Moving our cattle from paddock (small field) to paddock is one of the things we do to regenerate soil, reinvigorate our grasses, and promote the health and growth of our BueLingo beef cattle. This practice, called rotational grazing, accomplishes several things at the same time: it puts fresh, sweet grass under the noses of the cattle; their hoof action churns up the soil and exposes dormant seeds to sun and rain, thereby increasing the diversity of plants in the field; the herd deposits fertilizer as the move; and it avoid spending money and fuel to move feed to the cattle and to remove waste from a barn. At the same time, the cows move as a herd across open fields. This is important because cows are social creatures – they are most calm and healthiest when they are with their herd. Because they are on pasture, the herd is also in open sunshine and moving on springy grass and soil. This promotes strong bodies.
I hope you enjoy this very short video of moving the herd from one paddock to the next. Although it takes time and effort for me to set up the electric fences for the temporary paddocks, moving the herd is easy because they’re always eager for fresh grass.


Siggy meets the chickens

An ongoing adventure story for children of all ages.

Today’s the day, thought Sylvia. Today, Siggy, her little Corgi puppy, would meet the chickens on Bull Brook Keep.

Chickens spend the night in their safe and snug coop.

Chickens spend the night in their safe and snug coop.

The chickens live in a chicken coop not far from the farm house.

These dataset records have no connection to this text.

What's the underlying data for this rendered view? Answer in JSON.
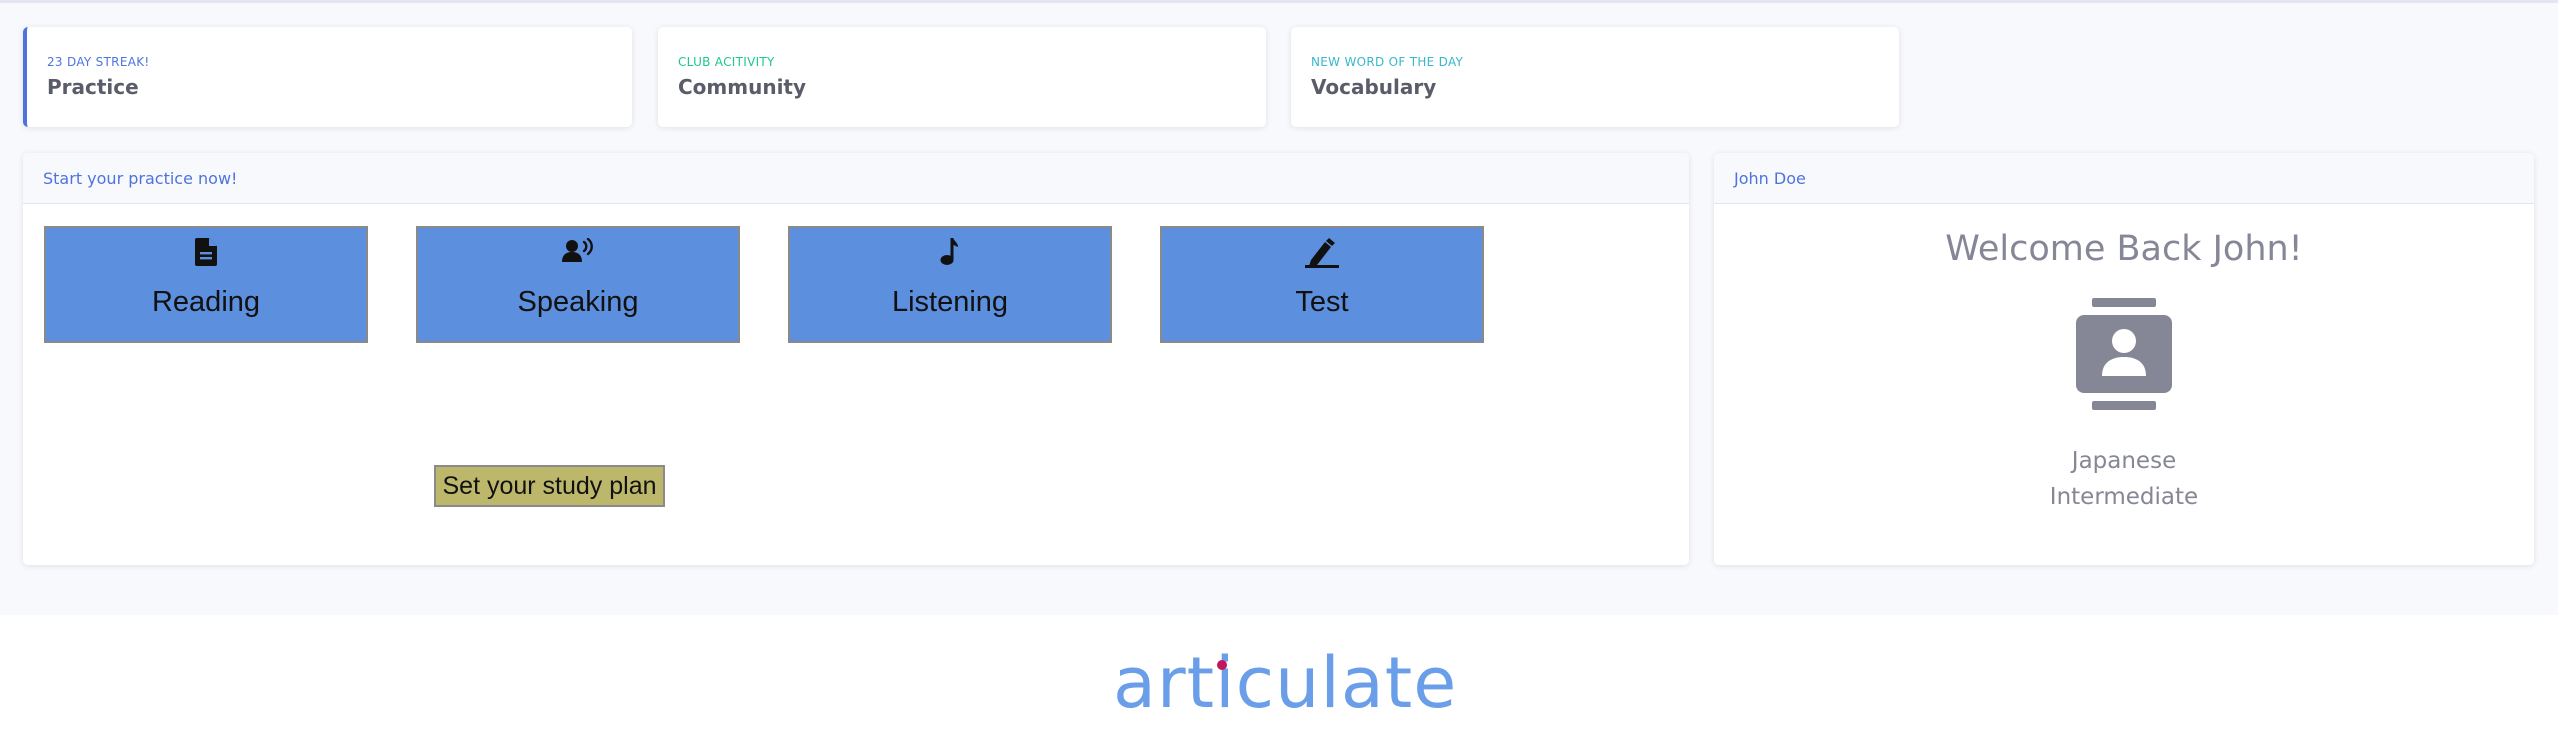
{
  "stats": [
    {
      "small": "23 DAY STREAK!",
      "big": "Practice",
      "small_color": "#4e73df"
    },
    {
      "small": "CLUB ACITIVITY",
      "big": "Community",
      "small_color": "#1cc88a"
    },
    {
      "small": "NEW WORD OF THE DAY",
      "big": "Vocabulary",
      "small_color": "#36b9cc"
    }
  ],
  "practice": {
    "header": "Start your practice now!",
    "skills": [
      {
        "label": "Reading",
        "icon": "document-icon"
      },
      {
        "label": "Speaking",
        "icon": "speaking-person-icon"
      },
      {
        "label": "Listening",
        "icon": "music-note-icon"
      },
      {
        "label": "Test",
        "icon": "pen-icon"
      }
    ],
    "plan_button": "Set your study plan"
  },
  "profile": {
    "header": "John Doe",
    "welcome": "Welcome Back John!",
    "icon": "contact-card-icon",
    "language": "Japanese",
    "level": "Intermediate"
  },
  "footer": {
    "logo_text": "articulate",
    "colors": {
      "logo": "#6b9ee8",
      "logo_dot": "#c2185b"
    }
  },
  "colors": {
    "primary": "#4e73df",
    "skill_button": "#5d8fdf",
    "plan_button": "#bdb76b"
  }
}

David, Sylvia’s husband, built the chicken coop so that the birds would stay safe from foxes and raccoon, weasels and snakes, and wandering dogs.
The chickens on the farm are now a year old. The hens weigh about eight pounds and the rooster weighs more than 12 pounds. He’s very big indeed. And to think, they started out as tiny little yellow chicks that could fit in your hand.

Taking a look before stepping out into the new day

Taking a look before stepping out into the new day

The rooster was not only big, he was very protective of the hens. He guarded them from anyone or any animal that might come near. He would do this by jumping up and trying to scratch with his back claws, or talons. He could also peck and hurt your hand. Despite this, the chickens were very useful on the farm. They provided eggs, and meat, and they ate insects that would bother people and cattle. They would eat ticks!
Next year, if he learned his lessons well, Siggy would be in charge of the chickens. Sylvia would give him a command – “Round them up, Siggy” – and Siggy would herd the chickens into their coop area. But right now, Siggy is a little puppy with a lot to learn.
So today, Siggy took a first step.

Siggy surveys the birds

Siggy surveys the birds

Sylvia stood close by as Siggy met the chickens for the first time. Sylvia stayed near because the rooster might want to peck at the little puppy.
When Siggy got near the chickens, he did not bark. That’s good because Sylvia and David don’t want their herding dog to scare the animals they have to work with.
It was a good first meeting.
Soon, Siggy will meet the biggest animals on the farm – the BueLingo beef cows.

For earlier Siggy stories, click here.